It is in the volumes of theater and film criticism that we find the essence of John Simon. Indeed, he knows the theatrical repertoire well enough to include several different reviews of some of its greatest plays -- "King Lear," "The Misanthrope," "Long Day's Journey Into Night" -- and each disparate review deepens our understanding of the subject at hand. "What a critic can and should do is make you think as you read him, develop your own ideas and taste in agreement or disagreement, or a mixture of the two," he once wrote, and this Simon does magnificently.

Indeed, Simon is a courageous enough critic to disagree with himself: He follows no orthodoxy, and he is more than willing to judge anew. "I shamefacedly admit that, like some colleagues, I did not in 1971 recognize the greatness of [Stephen Sondheim's] 'Follies,' " he writes. Decades of sustained attack on the work of Edward Albee leave the reader startled to read Simon's confession that "if someone had told me how good [Albee's] 'Three Tall Women' (1991) is, I wouldn't have believed him; I hardly believed my own eyes and ears." Setting aside the "Two Thumbs Up!" inanities that pass for criticism on television, saying that one "liked" something or didn't is the least of the job; more important by far are the reasons for that judgment, which Simon is happy to provide: "What Albee has wrestled down here is his self-contradictory tendency toward attitudinizing hauteur and lowdown nastiness to the extent that rudiments of both are still there, they have been polished and domesticated: there is no longer the freakish feel of a keyboard being played only at its two extremities." Has there ever been a truer and more comprehensive sentence written about Albee?

Simon's film criticism is equally independent and unpredictable. He is the author of a book on Ingmar Bergman and can generally be counted among the Swedish director's most rhapsodic admirers, but he disliked "Cries and Whispers," and he was all but unique in his negative reaction to "Fanny and Alexander." Similarly, while the rest of the world was busy swooning, Simon recognized and deplored the festering narcissism of Woody Allen's "Manhattan." And yet he was one of the few critics to recognize immediately that "Crimes and Misdemeanors" was a work of art -- that the "serious" Woody had finally lived up to his pretensions -- and Simon hailed the film's "courage in confronting grave and painful questions of the kind the American cinema has been doing its damnedest to avoid."

Simon does not much care for the avant-garde in any field, whether the music of Philip Glass, the fanciful operatic "updatings" from director Peter Sellars or the ambitious and unsettling ensemble work of filmmaker P.T. Anderson. (He dismisses "Magnolia" in half a sentence, calling it "certifiably insane" -- which may indeed be true but will never keep some of us from finding it deeply fascinating.) I'm sorry that he seems to have missed some of the best small films of the last few years -- "Crumb," "Last Night" and "Election" come to mind -- for it would be interesting to have his take on their quirky excellences.

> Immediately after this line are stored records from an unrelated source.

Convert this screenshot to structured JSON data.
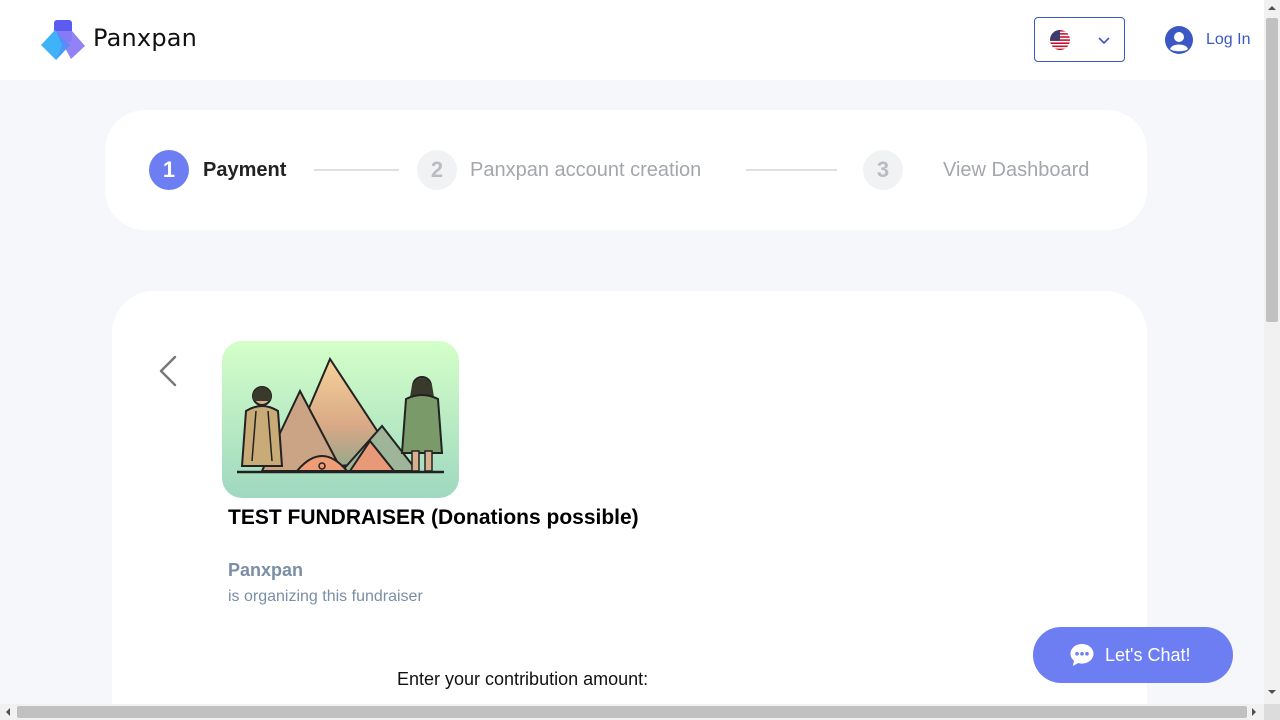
{
  "header": {
    "brand": "Panxpan",
    "language_icon": "us-flag-icon",
    "login_label": "Log In"
  },
  "stepper": {
    "steps": [
      {
        "number": "1",
        "label": "Payment",
        "state": "active"
      },
      {
        "number": "2",
        "label": "Panxpan account creation",
        "state": "inactive"
      },
      {
        "number": "3",
        "label": "View Dashboard",
        "state": "inactive"
      }
    ]
  },
  "fundraiser": {
    "title": "TEST FUNDRAISER (Donations possible)",
    "organizer": "Panxpan",
    "organizer_caption": "is organizing this fundraiser",
    "contribution_prompt": "Enter your contribution amount:"
  },
  "chat": {
    "label": "Let's Chat!"
  },
  "colors": {
    "accent": "#6c7ef2",
    "link": "#3b57c4",
    "muted": "#7a8ea5",
    "background": "#f5f7fa"
  }
}
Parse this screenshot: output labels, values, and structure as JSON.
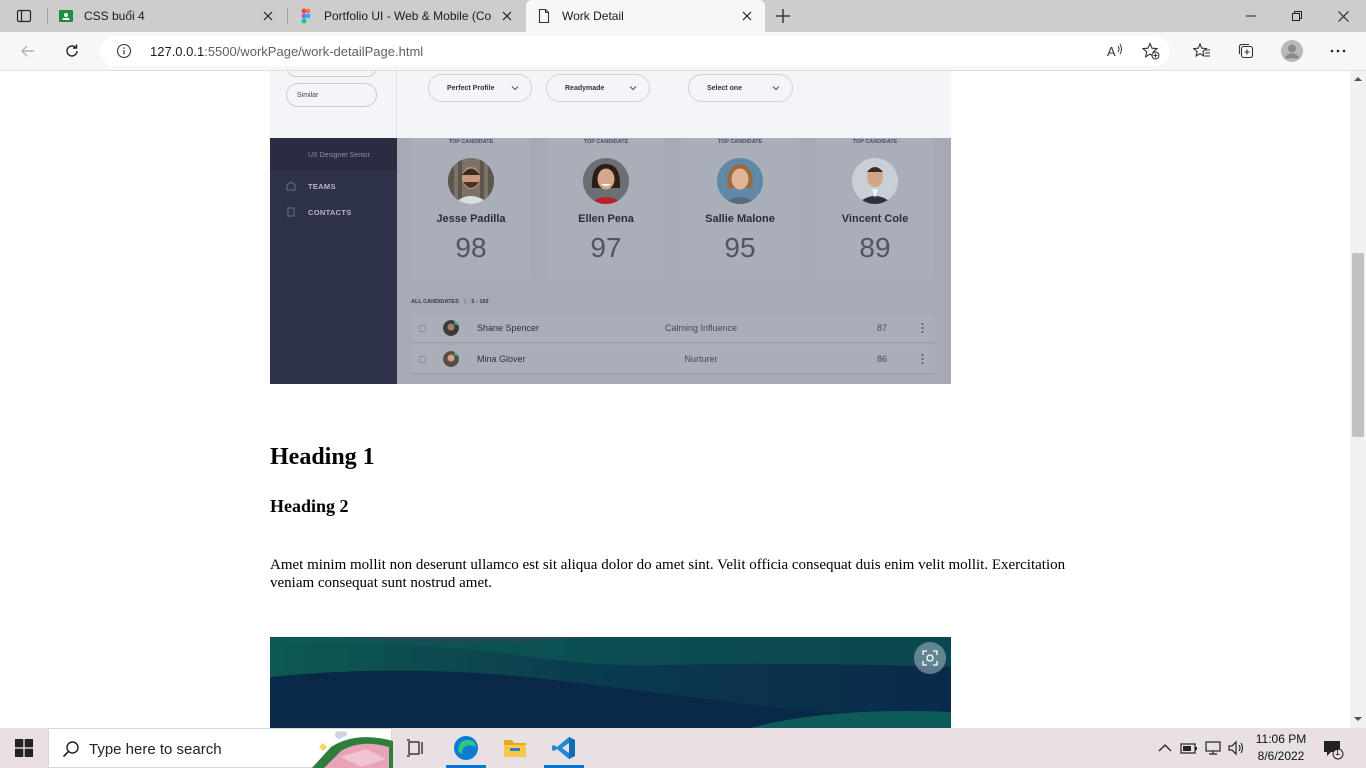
{
  "browser": {
    "tabs": [
      {
        "title": "CSS buổi 4",
        "icon": "google-classroom-icon",
        "active": false
      },
      {
        "title": "Portfolio UI - Web & Mobile (Co",
        "icon": "figma-icon",
        "active": false
      },
      {
        "title": "Work Detail",
        "icon": "page-icon",
        "active": true
      }
    ],
    "address": {
      "host": "127.0.0.1",
      "path": ":5500/workPage/work-detailPage.html"
    }
  },
  "mockup": {
    "filters": {
      "similar": "Similar",
      "perfect_profile": "Perfect Profile",
      "readymade": "Readymade",
      "select_one": "Select one"
    },
    "sidebar": {
      "subtitle": "UX Designer Senior",
      "items": [
        "TEAMS",
        "CONTACTS"
      ]
    },
    "top_candidate_label": "TOP CANDIDATE",
    "candidates": [
      {
        "name": "Jesse Padilla",
        "score": "98"
      },
      {
        "name": "Ellen Pena",
        "score": "97"
      },
      {
        "name": "Sallie Malone",
        "score": "95"
      },
      {
        "name": "Vincent Cole",
        "score": "89"
      }
    ],
    "all_candidates_label": "ALL CANDIDATES",
    "all_candidates_range": "5 - 169",
    "list": [
      {
        "name": "Shane Spencer",
        "tag": "Calming Influence",
        "score": "87"
      },
      {
        "name": "Mina Glover",
        "tag": "Nurturer",
        "score": "86"
      }
    ]
  },
  "content": {
    "heading1": "Heading 1",
    "heading2": "Heading 2",
    "paragraph": "Amet minim mollit non deserunt ullamco est sit aliqua dolor do amet sint. Velit officia consequat duis enim velit mollit. Exercitation veniam consequat sunt nostrud amet."
  },
  "taskbar": {
    "search_placeholder": "Type here to search",
    "time": "11:06 PM",
    "date": "8/6/2022",
    "notification_count": "1",
    "pinned": [
      "task-view-icon",
      "edge-icon",
      "file-explorer-icon",
      "vscode-icon"
    ]
  }
}
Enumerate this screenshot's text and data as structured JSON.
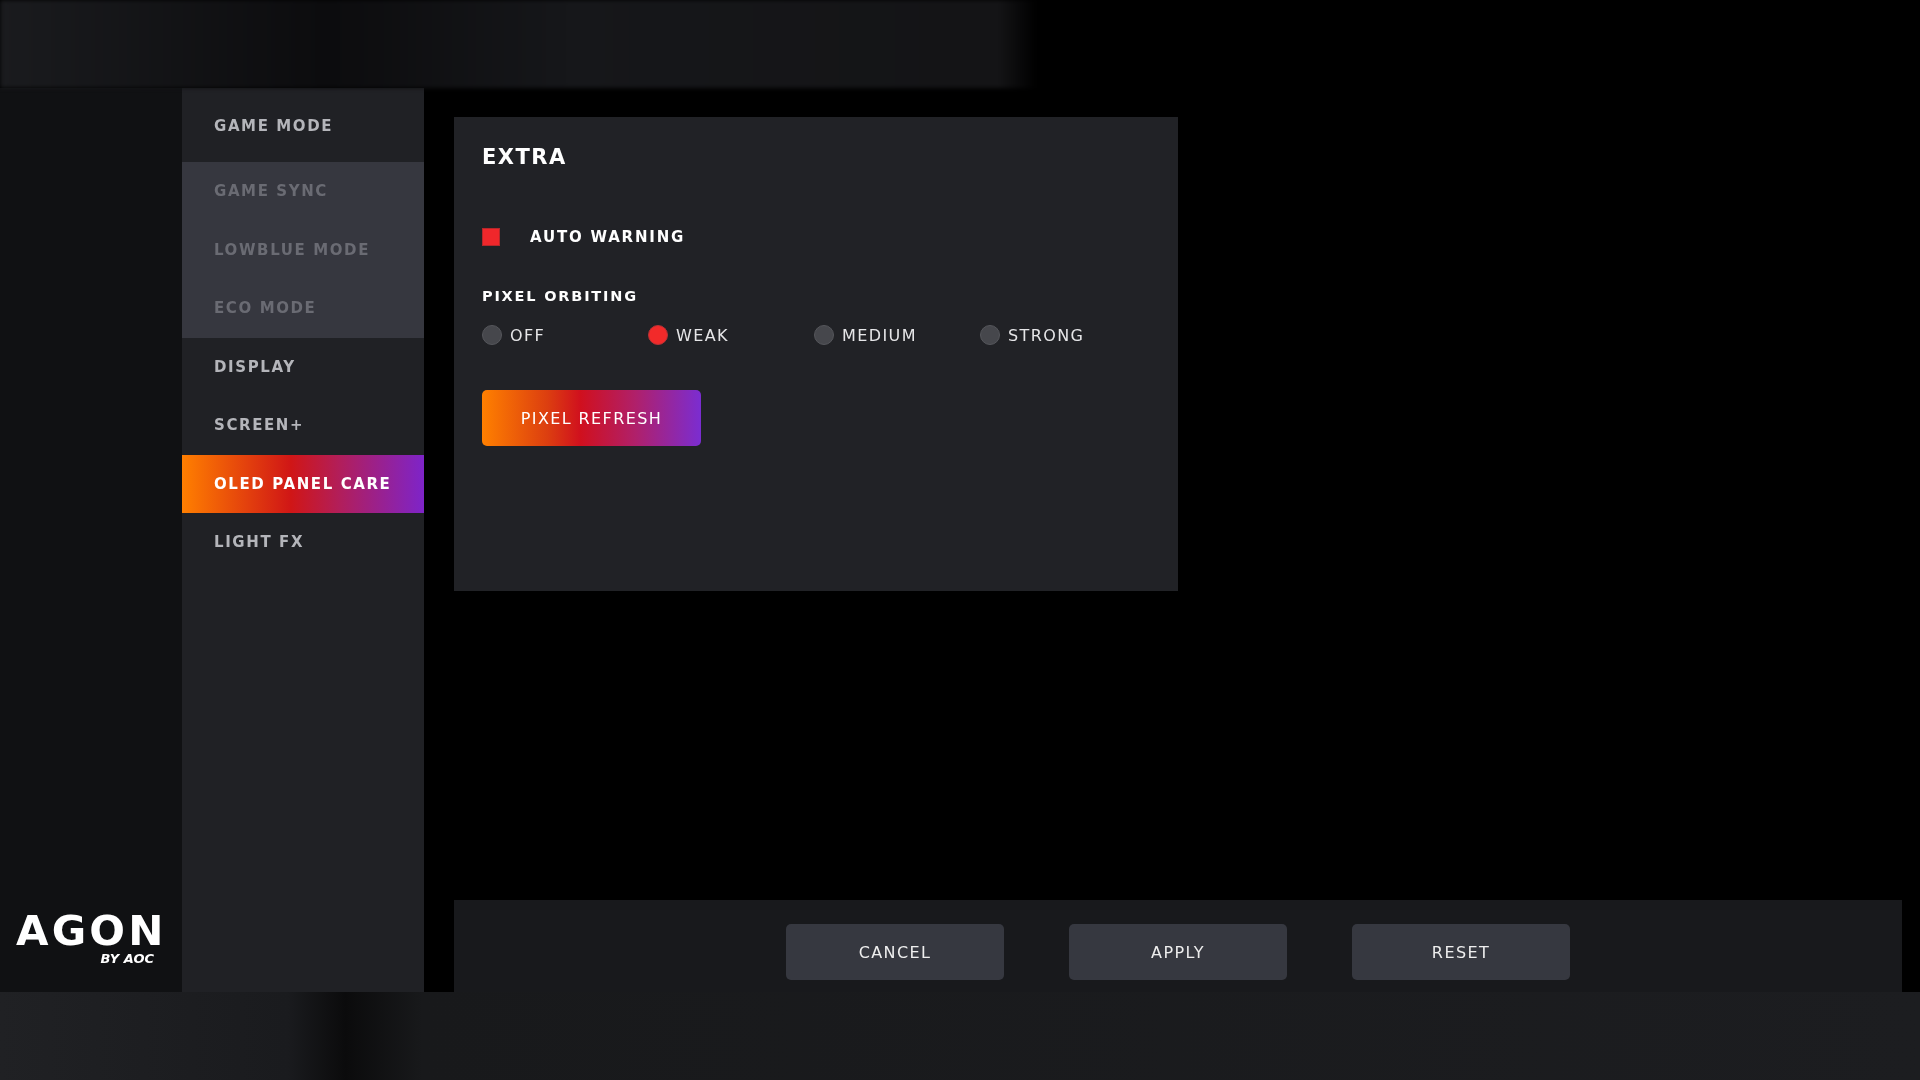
{
  "logo": {
    "brand": "AGON",
    "byline": "BY AOC"
  },
  "sidebar": {
    "items": [
      {
        "label": "GAME MODE",
        "selected": false,
        "children": [
          {
            "label": "GAME SYNC",
            "selected": false,
            "disabled": true
          },
          {
            "label": "LOWBLUE MODE",
            "selected": false,
            "disabled": true
          },
          {
            "label": "ECO MODE",
            "selected": false,
            "disabled": true
          }
        ]
      },
      {
        "label": "DISPLAY",
        "selected": false
      },
      {
        "label": "SCREEN+",
        "selected": false
      },
      {
        "label": "OLED PANEL CARE",
        "selected": true
      },
      {
        "label": "LIGHT FX",
        "selected": false
      }
    ]
  },
  "panel": {
    "title": "EXTRA",
    "auto_warning": {
      "label": "AUTO WARNING",
      "checked": true
    },
    "pixel_orbiting": {
      "label": "PIXEL ORBITING",
      "options": [
        {
          "label": "OFF",
          "selected": false
        },
        {
          "label": "WEAK",
          "selected": true
        },
        {
          "label": "MEDIUM",
          "selected": false
        },
        {
          "label": "STRONG",
          "selected": false
        }
      ]
    },
    "button": "PIXEL REFRESH"
  },
  "footer": {
    "buttons": [
      "CANCEL",
      "APPLY",
      "RESET"
    ]
  }
}
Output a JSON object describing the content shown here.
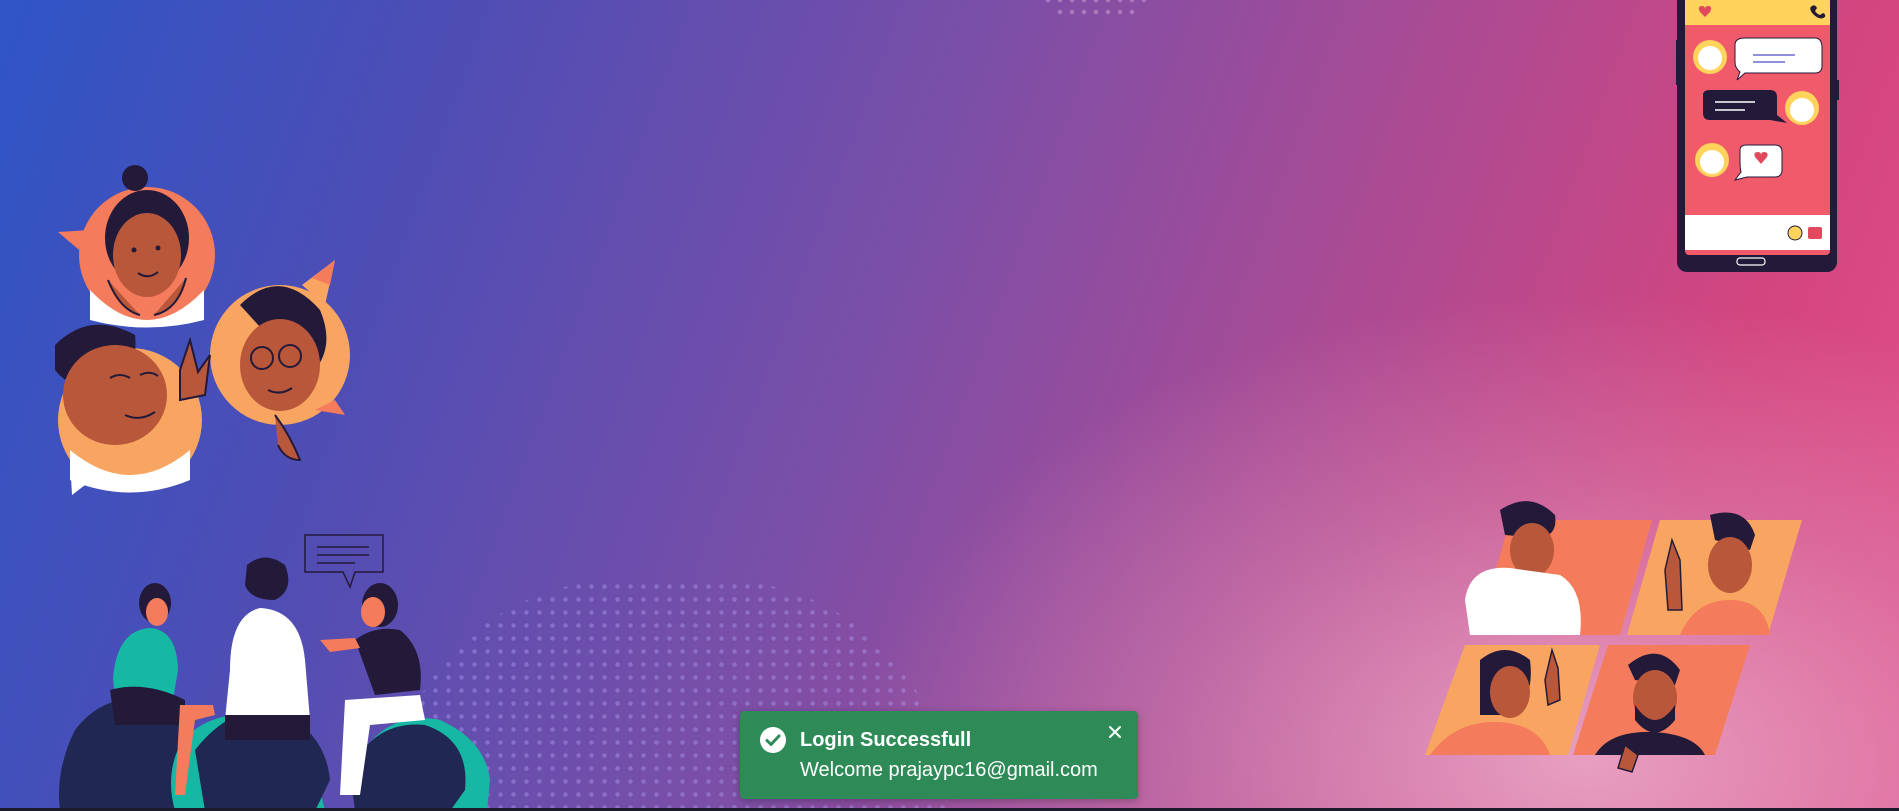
{
  "toast": {
    "title": "Login Successfull",
    "message": "Welcome prajaypc16@gmail.com",
    "status": "success",
    "color": "#2e8b57",
    "icon": "check-circle-icon",
    "close_icon": "close-icon"
  },
  "background": {
    "gradient_colors": [
      "#2f55c6",
      "#7a4fa8",
      "#d3457f"
    ]
  },
  "illustrations": [
    "people-avatars-bubbles",
    "friends-chatting-on-beanbags",
    "phone-chat-app",
    "video-call-grid"
  ]
}
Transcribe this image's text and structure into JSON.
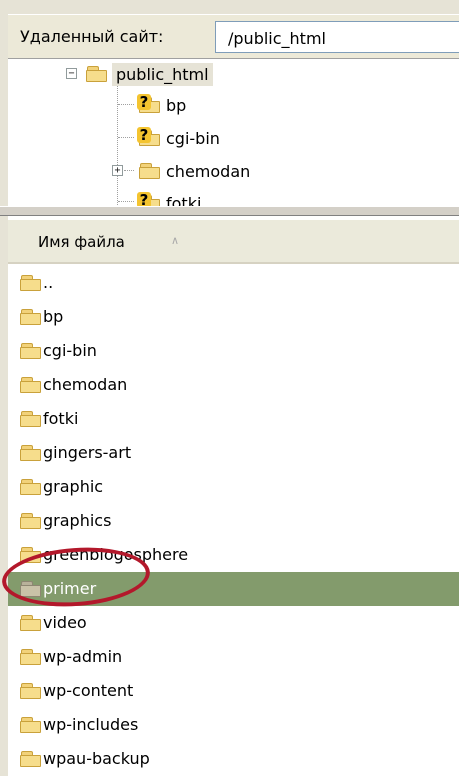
{
  "path_bar": {
    "label": "Удаленный сайт:",
    "path": "/public_html"
  },
  "tree": {
    "root": "public_html",
    "children": [
      {
        "name": "bp",
        "icon": "unknown-folder-icon"
      },
      {
        "name": "cgi-bin",
        "icon": "unknown-folder-icon"
      },
      {
        "name": "chemodan",
        "icon": "folder-icon",
        "expandable": true
      },
      {
        "name": "fotki",
        "icon": "unknown-folder-icon"
      }
    ]
  },
  "file_list": {
    "column_header": "Имя файла",
    "sort_indicator": "∧",
    "rows": [
      "..",
      "bp",
      "cgi-bin",
      "chemodan",
      "fotki",
      "gingers-art",
      "graphic",
      "graphics",
      "greenblogosphere",
      "primer",
      "video",
      "wp-admin",
      "wp-content",
      "wp-includes",
      "wpau-backup"
    ],
    "selected_row": "primer"
  },
  "colors": {
    "selection": "#839b6c",
    "annotation_circle": "#b3182b"
  }
}
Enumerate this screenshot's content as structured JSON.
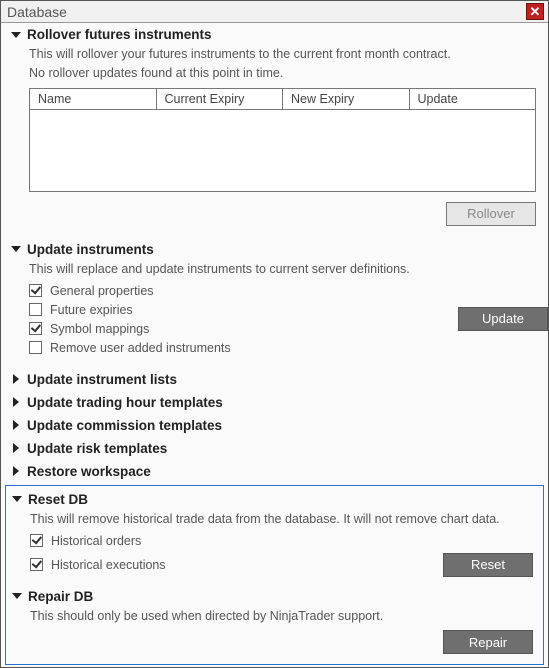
{
  "window": {
    "title": "Database"
  },
  "rollover": {
    "title": "Rollover futures instruments",
    "desc1": "This will rollover your futures instruments to the current front month contract.",
    "desc2": "No rollover updates found at this point in time.",
    "cols": {
      "name": "Name",
      "current": "Current Expiry",
      "new": "New Expiry",
      "update": "Update"
    },
    "button": "Rollover"
  },
  "update_instruments": {
    "title": "Update instruments",
    "desc": "This will replace and update instruments to current server definitions.",
    "opts": {
      "general": {
        "label": "General properties",
        "checked": true
      },
      "future_exp": {
        "label": "Future expiries",
        "checked": false
      },
      "symbol_map": {
        "label": "Symbol mappings",
        "checked": true
      },
      "remove_user": {
        "label": "Remove user added instruments",
        "checked": false
      }
    },
    "button": "Update"
  },
  "collapsed": {
    "lists": "Update instrument lists",
    "trading_hours": "Update trading hour templates",
    "commission": "Update commission templates",
    "risk": "Update risk templates",
    "restore": "Restore workspace"
  },
  "reset": {
    "title": "Reset DB",
    "desc": "This will remove historical trade data from the database. It will not remove chart data.",
    "opts": {
      "orders": {
        "label": "Historical orders",
        "checked": true
      },
      "executions": {
        "label": "Historical executions",
        "checked": true
      }
    },
    "button": "Reset"
  },
  "repair": {
    "title": "Repair DB",
    "desc": "This should only be used when directed by NinjaTrader support.",
    "button": "Repair"
  }
}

I will confess that I looked forward eagerly to the evisceration of some of my own pet hates -- "A Chorus Line," "Forrest Gump" and "Titanic" among them -- only to discover, to my ignoble regret, that Simon likes (or at least doesn't despise) them. I suspect that he has become rather gentler as he has matured, with greater forgiveness for his fellow mortals. Eventually, many, perhaps most, of our better critics cast out the very spirit -- call it the "inner Robespierre" -- that impelled them to take up reviewing in the first place. *

Tim Page is the classical music critic for The Washington Post.

John Simon in New York, ca. 1973